When I was a little girl about 9, most of my hair fell out. It fell out in small patches rapidly until it was mostly gone. My parents took me to the doctors and we were told I had aloplecia areata, an autoimmune disease where the immune system attacks the hair follicles causing them to fall out.
We were given steroid cream to apply and the offer of a wig but I was a happy-go-lucky girl and preferred to go without. Even after some mild bullying when my parents offered to get me a tutor to stay off school, I declined. I remember thinking, “I don’t want this spoiling my fun”.
To everyone’s relief, my hair grew back by the time I started high school. Just in time for me to embrace the popular early 90’s hair craze of a spray up fringe and perm (come on, you remember). I dyed it cherry brown and mahogany, grew a fringe, styled and delighted in my hair as every teenage girl does.
There have been a few re-occurances over the years but usually a small circular patch that grows back after a while. Nowhere near as drastic as when it first happened….until a few years ago.
I first noticed a patch of hair was falling out after we eventually sold my old marital home and I bought my own house. We moved in September and in the same month my son started nursery school for the first time. There was a lot going so I put it down to stress and didn’t worry too much about it.
When it didn’t grow back I went to the doctor for some steroid cream. To be honest I was very complacent and applied it infrequently, still thinking it would naturally run its course and return as it always had.
The patch started to grow in size and move from the bottom of my hairline upwards and around until the lower section of my hair was completely missing. By this time I had returned to the doctor and was waiting to see a specialist dermatologist.
It took a further nine months for an appointment with the specialist and unfortunately by the time it arrived I had lost nearly all of my hair. I shaved the last few sections off in Jessie J style in a bid to regain some control (with my son and my sister cheering me on).
At first I was very self-conscience. Every woman will testify how important their hair is to them, it makes us feel feminine and attractive. However despite this, I could hear that little voice in my head again saying “I don’t want this spoiling my fun”.
So I experimented with wigs and found one that I love and feels like me. If I get bored, I can just try something else! When my eyebrows and eyelashes followed suit and disappeared I got some great eye pencils and had my eyebrows tattooed on. Luckily this seems to be the fashion these days anyway.

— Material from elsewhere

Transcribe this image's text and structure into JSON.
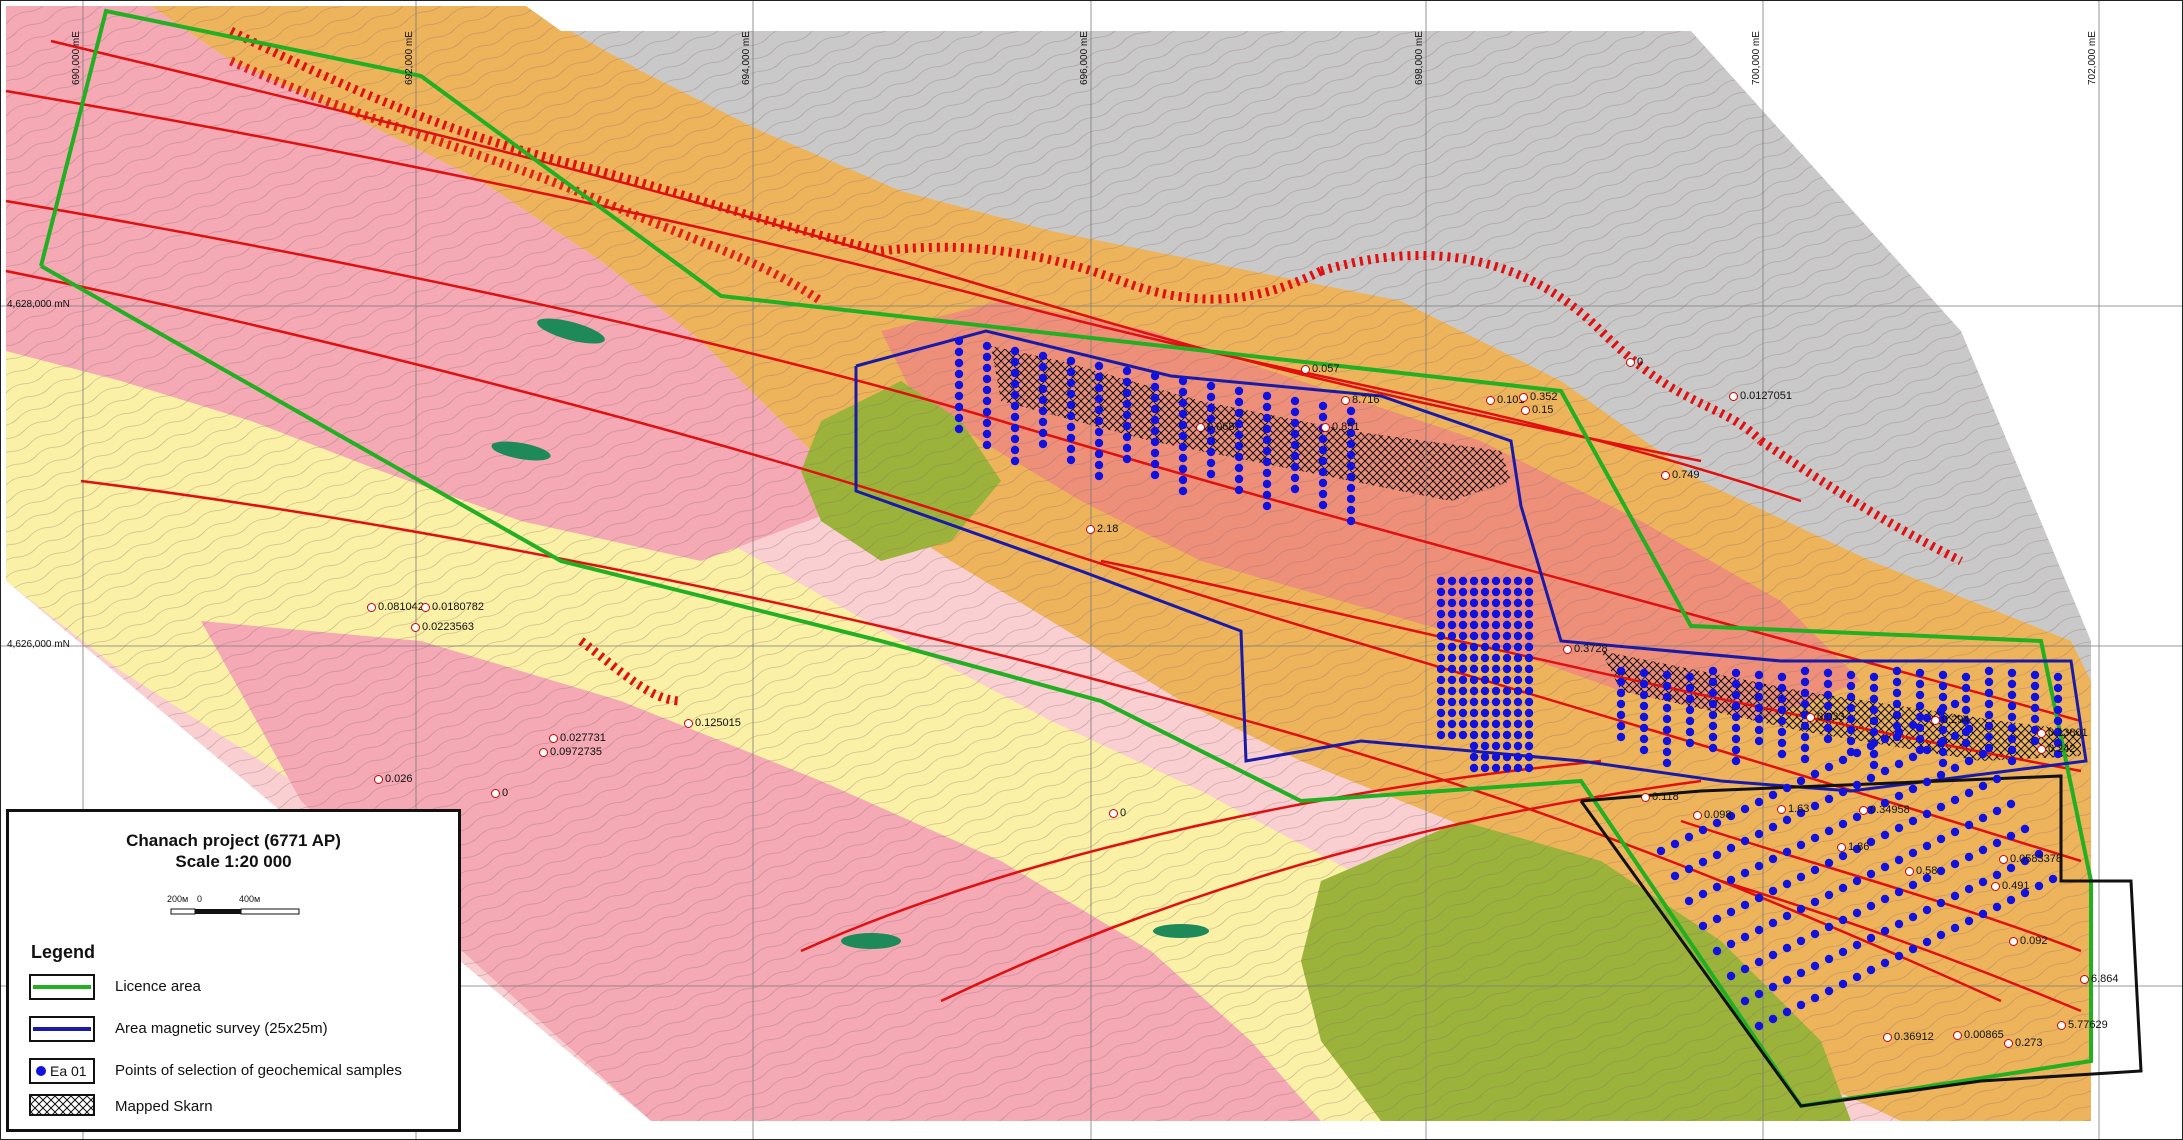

I’ve tried various treatments via a specialist dermatologist including diphencyprone, whereby a potent lotion is painted on my scalp once a week with the goal of causing an allergic reaction for 24 hours to stimulate the hair follicles back into life. However after 6 months I decided to stop the treatment as it didn’t seem to be making a difference.
Apparently once all the hair has gone the chances of re-growth are drastically cut. So I go to the stage where I accepted my condition and just wanted to get on with my life and not think about it all the time.
In the grand scheme of things, I count myself incredibly lucky as my condition isn’t life threatening and I haven’t lost my hair through chemotherapy treatment. I’m well aware that there are a lot of people out there who would swap places with me in a heartbeat.
At the end of the day it’s just hair. I am healthy and I am happy and so is my son. I have learnt to see the positives in the situation, because I think it’s important to always try to do that in life.
I find myself often enjoying the perks of having no hair. I never have a bad hair day or regret a trip to the hair dressers. I take half the time to get ready to go out and if my hair gets wet in the rain, it dries like it’s been blow dried in a salon.
If you are suffering from Alopecia, please listen to that little voice inside your head…..
and don’t let it spoil your fun!